ABOUT THIS TASK →
What is the count of lines in the records that include "icon"? Reply with that number alone.

THE DATA →
Content starts
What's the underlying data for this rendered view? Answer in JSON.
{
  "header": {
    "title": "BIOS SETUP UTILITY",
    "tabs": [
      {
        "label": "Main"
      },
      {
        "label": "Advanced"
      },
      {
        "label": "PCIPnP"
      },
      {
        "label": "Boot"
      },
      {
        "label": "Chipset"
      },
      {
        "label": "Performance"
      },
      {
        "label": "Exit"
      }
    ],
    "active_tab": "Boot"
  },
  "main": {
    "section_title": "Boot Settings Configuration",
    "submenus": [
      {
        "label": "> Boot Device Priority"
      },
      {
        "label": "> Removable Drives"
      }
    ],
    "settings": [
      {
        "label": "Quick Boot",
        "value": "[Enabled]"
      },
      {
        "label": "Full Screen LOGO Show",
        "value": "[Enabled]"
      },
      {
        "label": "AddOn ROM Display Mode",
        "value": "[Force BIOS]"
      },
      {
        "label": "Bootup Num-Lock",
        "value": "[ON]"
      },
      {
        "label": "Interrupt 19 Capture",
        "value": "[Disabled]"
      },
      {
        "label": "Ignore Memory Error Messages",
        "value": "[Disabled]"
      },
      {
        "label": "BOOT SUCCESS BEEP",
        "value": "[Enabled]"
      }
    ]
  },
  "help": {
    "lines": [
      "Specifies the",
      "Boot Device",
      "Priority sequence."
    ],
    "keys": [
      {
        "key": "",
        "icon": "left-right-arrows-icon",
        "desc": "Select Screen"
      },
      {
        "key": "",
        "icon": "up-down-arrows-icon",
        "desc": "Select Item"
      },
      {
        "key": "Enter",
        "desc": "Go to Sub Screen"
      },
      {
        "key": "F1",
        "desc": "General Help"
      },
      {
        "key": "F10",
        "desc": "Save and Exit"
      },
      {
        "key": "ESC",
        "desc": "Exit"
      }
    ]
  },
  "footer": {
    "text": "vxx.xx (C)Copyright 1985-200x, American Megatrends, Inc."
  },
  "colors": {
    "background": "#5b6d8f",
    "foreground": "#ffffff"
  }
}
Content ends
EXERCISE RESPONSE →
2